I believe that colleges and universities have great potential to be a place where micro churches will flourish. In residence halls and public spaces, there exists a community that is already in close proximity. College is a time when persons are willing to try new things and an invitation on the spur of a moment can have significant impact. I believe that existing United Methodist campus ministries could work to equip leaders to lead micro churches wherever they live and have a significant impact on the life of the university. This removes the need for a central meeting place and creates the opportunity for students to practice hospitality where they already spend times with friends – where they live.

I believe that could have a significant impact on the future of campus ministry in The United Methodist Church.

How do you respond to this idea?

This is part of a series of posts about micro churches. You can read more in the next several days at these posts:

Micro Church: Home (2 of 5)

I believe that over the next several years, micro churches will become an important part of renewal within The United Methodist Church.

I believe that homes have great potential to be a place where micro churches will flourish. It may be easier to invite someone that is new to faith into one’s home rather than to an existing church building. Micro churches can spread through neighborhoods and small towns as a result of the existing relationships between neighbors and friends. The home is a place where it may be easy to practice hospitality and make others feel welcome. Homes were where Christians in the early centuries met.

I believe that homes will again become an important place of worship for The United Methodist Church.

How do you respond to this idea?

This is part of a series of posts about micro churches. You can read more in the next several days at these posts:

Micro Church: Renewing the Mainline Church (1 of 5)

I believe that over the next several years, micro churches will become an important part of renewal within The United Methodist Church.

Micro churches will be supported by existing congregations that use web technology to live stream worship, such as http://live.cor.org. These existing churches will encourage and equip local leaders of a group of 10 to 20 people that will:

  • “proclaim the gospel, seek, welcome and gather persons into the body of Christ” (2008 Book of Discipline of The United Methodist Church, ¶122)
  • “nurture persons in Christian living” (2008 Book of Discipline of The United Methodist Church, ¶122)
  • incorporate care, discipleship and stewardship.
  • have a process of raising up and equipping leaders.
  • seek to grow and multiply within 12 months.

As these micro churches continue to multiply they create a network.

As networks of micro churches continue to grow, leadership will increasingly move to the local level until a self sustaining network exists.
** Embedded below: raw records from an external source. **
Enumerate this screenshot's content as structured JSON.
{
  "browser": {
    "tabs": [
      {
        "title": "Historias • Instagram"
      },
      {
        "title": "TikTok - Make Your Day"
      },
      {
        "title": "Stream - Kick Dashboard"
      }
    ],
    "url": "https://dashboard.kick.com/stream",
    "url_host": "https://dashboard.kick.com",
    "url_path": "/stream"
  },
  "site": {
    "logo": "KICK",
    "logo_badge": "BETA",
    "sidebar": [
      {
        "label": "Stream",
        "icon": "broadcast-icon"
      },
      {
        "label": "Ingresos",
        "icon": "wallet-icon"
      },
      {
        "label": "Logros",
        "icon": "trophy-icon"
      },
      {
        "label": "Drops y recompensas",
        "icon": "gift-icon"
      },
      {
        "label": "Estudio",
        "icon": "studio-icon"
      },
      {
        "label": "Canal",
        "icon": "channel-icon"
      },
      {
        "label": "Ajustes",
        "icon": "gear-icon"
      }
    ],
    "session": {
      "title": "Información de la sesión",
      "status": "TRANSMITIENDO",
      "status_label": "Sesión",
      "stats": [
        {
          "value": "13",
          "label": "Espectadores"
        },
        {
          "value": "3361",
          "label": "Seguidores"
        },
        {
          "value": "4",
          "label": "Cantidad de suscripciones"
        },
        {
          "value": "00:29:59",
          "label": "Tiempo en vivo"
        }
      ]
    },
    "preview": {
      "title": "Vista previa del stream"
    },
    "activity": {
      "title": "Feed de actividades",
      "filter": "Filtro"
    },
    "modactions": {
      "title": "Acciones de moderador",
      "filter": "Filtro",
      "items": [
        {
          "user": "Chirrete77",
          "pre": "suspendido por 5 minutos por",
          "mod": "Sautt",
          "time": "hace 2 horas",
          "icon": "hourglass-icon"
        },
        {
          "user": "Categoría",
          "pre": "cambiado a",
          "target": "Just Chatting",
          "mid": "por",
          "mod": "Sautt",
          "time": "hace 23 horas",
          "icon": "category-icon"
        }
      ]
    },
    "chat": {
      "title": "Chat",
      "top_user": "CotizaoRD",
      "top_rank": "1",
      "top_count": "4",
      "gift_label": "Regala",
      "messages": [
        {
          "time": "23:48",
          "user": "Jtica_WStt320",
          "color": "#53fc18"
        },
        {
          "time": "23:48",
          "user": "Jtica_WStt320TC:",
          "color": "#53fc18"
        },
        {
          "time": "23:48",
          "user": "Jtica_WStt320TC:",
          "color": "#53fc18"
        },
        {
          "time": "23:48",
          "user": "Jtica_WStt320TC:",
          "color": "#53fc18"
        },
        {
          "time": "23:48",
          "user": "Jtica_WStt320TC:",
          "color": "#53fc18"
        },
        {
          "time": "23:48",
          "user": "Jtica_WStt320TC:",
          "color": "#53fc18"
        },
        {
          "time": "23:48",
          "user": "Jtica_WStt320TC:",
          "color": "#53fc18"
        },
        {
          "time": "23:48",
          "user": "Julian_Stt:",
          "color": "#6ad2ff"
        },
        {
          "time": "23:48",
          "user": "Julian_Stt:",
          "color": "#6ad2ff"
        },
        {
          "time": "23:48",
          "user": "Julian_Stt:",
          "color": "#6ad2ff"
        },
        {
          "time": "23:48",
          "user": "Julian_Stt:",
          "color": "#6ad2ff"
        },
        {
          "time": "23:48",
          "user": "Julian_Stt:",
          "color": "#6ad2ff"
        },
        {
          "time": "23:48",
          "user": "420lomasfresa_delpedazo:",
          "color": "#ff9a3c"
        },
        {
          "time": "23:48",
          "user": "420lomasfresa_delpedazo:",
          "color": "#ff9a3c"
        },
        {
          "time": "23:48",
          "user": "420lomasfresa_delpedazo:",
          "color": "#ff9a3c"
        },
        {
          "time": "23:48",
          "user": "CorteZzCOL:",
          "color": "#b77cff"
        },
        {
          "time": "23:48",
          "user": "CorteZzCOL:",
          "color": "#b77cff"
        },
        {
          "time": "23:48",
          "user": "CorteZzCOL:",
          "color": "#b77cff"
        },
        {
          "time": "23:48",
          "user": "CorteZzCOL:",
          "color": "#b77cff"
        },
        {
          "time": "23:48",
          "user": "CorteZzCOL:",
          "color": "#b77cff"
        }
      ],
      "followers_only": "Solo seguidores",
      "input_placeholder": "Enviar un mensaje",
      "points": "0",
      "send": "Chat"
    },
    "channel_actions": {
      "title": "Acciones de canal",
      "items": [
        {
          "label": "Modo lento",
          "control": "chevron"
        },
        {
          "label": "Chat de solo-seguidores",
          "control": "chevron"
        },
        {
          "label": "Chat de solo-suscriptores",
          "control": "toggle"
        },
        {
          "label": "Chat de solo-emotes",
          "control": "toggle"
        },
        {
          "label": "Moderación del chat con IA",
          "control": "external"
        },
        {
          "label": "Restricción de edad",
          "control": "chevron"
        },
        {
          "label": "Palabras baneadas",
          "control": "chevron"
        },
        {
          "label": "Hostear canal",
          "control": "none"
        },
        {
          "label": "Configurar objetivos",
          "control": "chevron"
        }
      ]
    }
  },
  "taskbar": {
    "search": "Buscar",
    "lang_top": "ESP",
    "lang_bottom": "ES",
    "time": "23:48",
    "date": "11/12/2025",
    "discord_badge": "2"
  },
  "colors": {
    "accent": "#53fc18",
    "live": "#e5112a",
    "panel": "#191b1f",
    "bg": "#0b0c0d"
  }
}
This solution creates new places for new people, develops leaders and leverages existing resources to make disciples of Jesus Christ for the transformation of the world.

How do you respond to this idea?

This is part of a series of posts about micro churches. You can read more in the next several days at http://andrewconard.com.